ARCADIA, Calif. -- Horses at Santa Anita Park suffered fatal racing injuries at more than twice the rate of horses competing at California's other three major thoroughbred tracks over the last fiscal year, according to statistics.
The fatality rate at Santa Anita, in Arcadia, spiked after the switch from a synthetic running surface back to a dirt track in 2010, the Los Angeles Times reported Saturday (http://lat.ms/GMKIkF). The newspaper cited data from the state horse racing board that show there were 12 fatalities, or 3.7 per 1,000 starts, at Santa Anita in the last fiscal year.
By comparison, a total of 28 horses died during the same period racing on the synthetic surfaces at the three other major tracks -- Del Mar Racetrack, Golden Gate Fields and Hollywood Park -- or 1.8 fatalities per 1,000 starts.
Experts say track surfaces are a key factor in horses' deaths, along with training regimens, racing schedules, medications and breeding practices. Many researchers believe that synthetic surfaces are safer than dirt for racing, though it is unclear whether the same is true for training.
The issue has made headlines recently after the deaths of three horses during the production of the television drama "Luck," which was shot at Santa Anita. HBO canceled the series this month after the third incident in which a horse on the set suffered injuries and had to be put down.

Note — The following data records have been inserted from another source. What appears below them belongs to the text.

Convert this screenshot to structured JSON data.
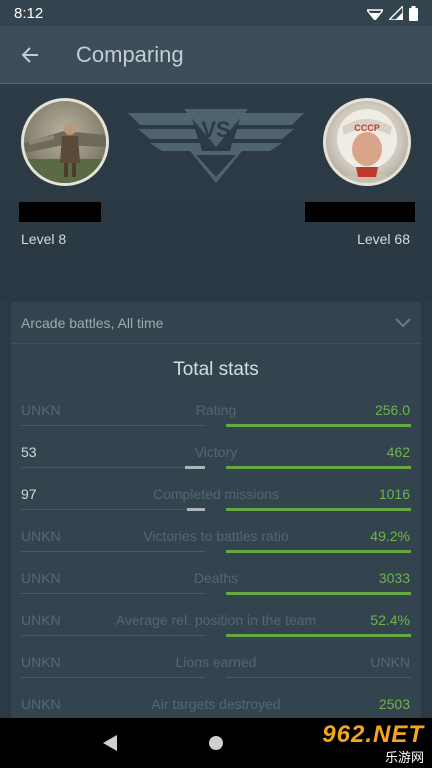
{
  "status": {
    "time": "8:12"
  },
  "appbar": {
    "title": "Comparing"
  },
  "players": {
    "left": {
      "level": "Level 8"
    },
    "right": {
      "level": "Level 68"
    },
    "vs": "VS"
  },
  "filter": {
    "label": "Arcade battles, All time"
  },
  "section": {
    "title": "Total stats"
  },
  "stats": [
    {
      "name": "Rating",
      "left": "UNKN",
      "right": "256.0",
      "left_fill": 0,
      "right_fill": 1
    },
    {
      "name": "Victory",
      "left": "53",
      "right": "462",
      "left_fill": 0.11,
      "right_fill": 1
    },
    {
      "name": "Completed missions",
      "left": "97",
      "right": "1016",
      "left_fill": 0.1,
      "right_fill": 1
    },
    {
      "name": "Victories to battles ratio",
      "left": "UNKN",
      "right": "49.2%",
      "left_fill": 0,
      "right_fill": 1
    },
    {
      "name": "Deaths",
      "left": "UNKN",
      "right": "3033",
      "left_fill": 0,
      "right_fill": 1
    },
    {
      "name": "Average rel. position in the team",
      "left": "UNKN",
      "right": "52.4%",
      "left_fill": 0,
      "right_fill": 1
    },
    {
      "name": "Lions earned",
      "left": "UNKN",
      "right": "UNKN",
      "left_fill": 0,
      "right_fill": 0
    },
    {
      "name": "Air targets destroyed",
      "left": "UNKN",
      "right": "2503",
      "left_fill": 0,
      "right_fill": 1
    }
  ],
  "watermark": {
    "line1": "962.NET",
    "line2": "乐游网"
  },
  "colors": {
    "accent_green": "#65a843",
    "background": "#2b3a44",
    "card": "#34444f"
  }
}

Injuries that lead to horses being euthanized are common in racing. At tracks across California, 186 horses died after racing and training accidents during the last fiscal year, according to the Times report. An additional 79 horses died at tracks from other causes, including intestinal and respiratory diseases.
In 2006, the California Horse Racing Board gave the state's major thoroughbred tracks two years to replace their dirt tracks with surfaces that include polymers, wax and other synthetic materials. Tracks that changed to synthetic materials saw a 37 percent reduction in deaths over five years, the Times said.

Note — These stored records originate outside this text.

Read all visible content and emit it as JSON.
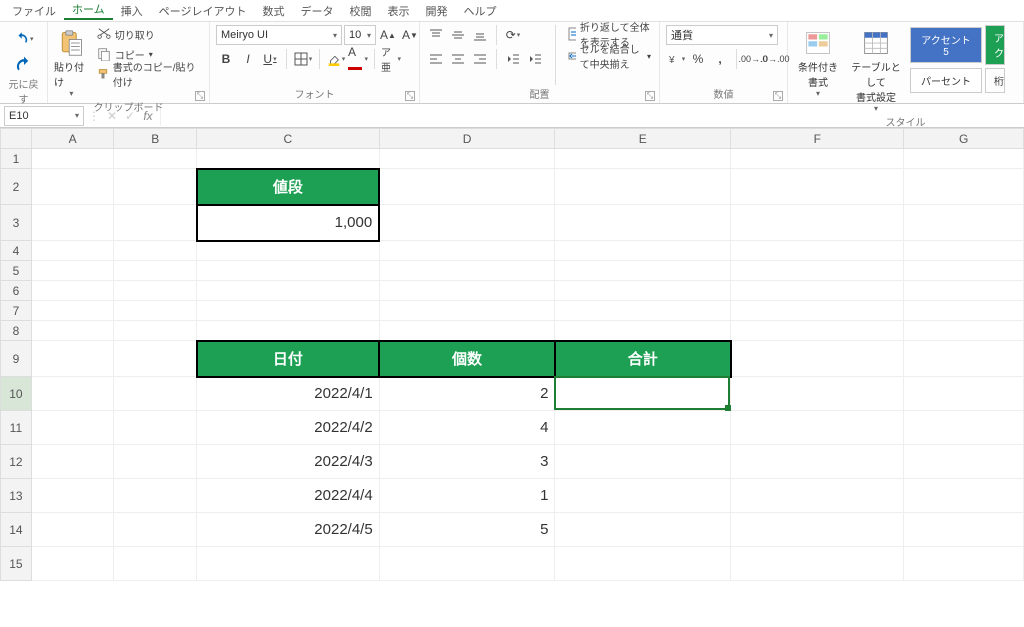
{
  "tabs": {
    "file": "ファイル",
    "home": "ホーム",
    "insert": "挿入",
    "pageLayout": "ページレイアウト",
    "formulas": "数式",
    "data": "データ",
    "review": "校閲",
    "view": "表示",
    "developer": "開発",
    "help": "ヘルプ"
  },
  "ribbon": {
    "undoGroup": "元に戻す",
    "clipboard": {
      "paste": "貼り付け",
      "cut": "切り取り",
      "copy": "コピー",
      "formatPainter": "書式のコピー/貼り付け",
      "label": "クリップボード"
    },
    "font": {
      "name": "Meiryo UI",
      "size": "10",
      "label": "フォント"
    },
    "alignment": {
      "wrap": "折り返して全体を表示する",
      "merge": "セルを結合して中央揃え",
      "label": "配置"
    },
    "number": {
      "format": "通貨",
      "label": "数値"
    },
    "styles": {
      "cond": "条件付き\n書式",
      "table": "テーブルとして\n書式設定",
      "accent5": "アクセント 5",
      "percent": "パーセント",
      "label": "スタイル",
      "moreAccent": "アク",
      "moreFormat": "桁"
    }
  },
  "formulaBar": {
    "nameBox": "E10",
    "formula": ""
  },
  "columns": [
    "A",
    "B",
    "C",
    "D",
    "E",
    "F",
    "G"
  ],
  "sheet": {
    "priceHeader": "値段",
    "priceValue": "1,000",
    "dateHeader": "日付",
    "countHeader": "個数",
    "totalHeader": "合計",
    "rows": [
      {
        "date": "2022/4/1",
        "count": "2"
      },
      {
        "date": "2022/4/2",
        "count": "4"
      },
      {
        "date": "2022/4/3",
        "count": "3"
      },
      {
        "date": "2022/4/4",
        "count": "1"
      },
      {
        "date": "2022/4/5",
        "count": "5"
      }
    ]
  }
}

But the new $11-million track at Santa Anita proved particularly difficult to maintain. By the spring of 2010, the drainage system had failed, and attempts to fix the problem only made things worse. Eventually rocks began to poke through the surface, and the trainers threatened a boycott.
The track's owners announced that they were giving up on synthetics. State officials granted Santa Anita an exemption, and the track was reconverted to dirt.

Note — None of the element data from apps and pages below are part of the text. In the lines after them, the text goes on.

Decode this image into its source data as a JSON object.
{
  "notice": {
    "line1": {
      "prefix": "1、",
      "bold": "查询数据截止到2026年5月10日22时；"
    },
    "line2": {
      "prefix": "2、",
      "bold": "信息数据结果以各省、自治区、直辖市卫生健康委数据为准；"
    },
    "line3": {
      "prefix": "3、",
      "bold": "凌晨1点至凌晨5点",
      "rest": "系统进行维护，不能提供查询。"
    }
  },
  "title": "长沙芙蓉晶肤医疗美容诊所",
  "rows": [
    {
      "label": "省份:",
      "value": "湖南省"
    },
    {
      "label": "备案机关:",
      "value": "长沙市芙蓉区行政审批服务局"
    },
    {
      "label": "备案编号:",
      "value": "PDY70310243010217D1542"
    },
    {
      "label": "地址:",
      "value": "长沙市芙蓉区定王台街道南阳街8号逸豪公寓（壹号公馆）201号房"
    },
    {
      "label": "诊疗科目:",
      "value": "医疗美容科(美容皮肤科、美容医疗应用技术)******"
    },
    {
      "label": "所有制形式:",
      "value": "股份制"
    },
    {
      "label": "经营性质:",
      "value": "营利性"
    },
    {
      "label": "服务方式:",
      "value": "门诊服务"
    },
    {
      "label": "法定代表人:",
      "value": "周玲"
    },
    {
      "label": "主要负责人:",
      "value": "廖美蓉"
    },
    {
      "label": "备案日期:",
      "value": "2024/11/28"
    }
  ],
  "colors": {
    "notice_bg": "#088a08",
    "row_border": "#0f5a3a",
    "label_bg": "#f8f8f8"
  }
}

Synthetic surfaces lead to more soft-tissue, hind-leg injuries, according to many trainers. Fatality rates could be higher on synthetic surfaces during training, possibly because training takes place in the mornings and the properties of a synthetic track may change with temperature and humidity. The state horse racing board is gathering data to analyze the training risks.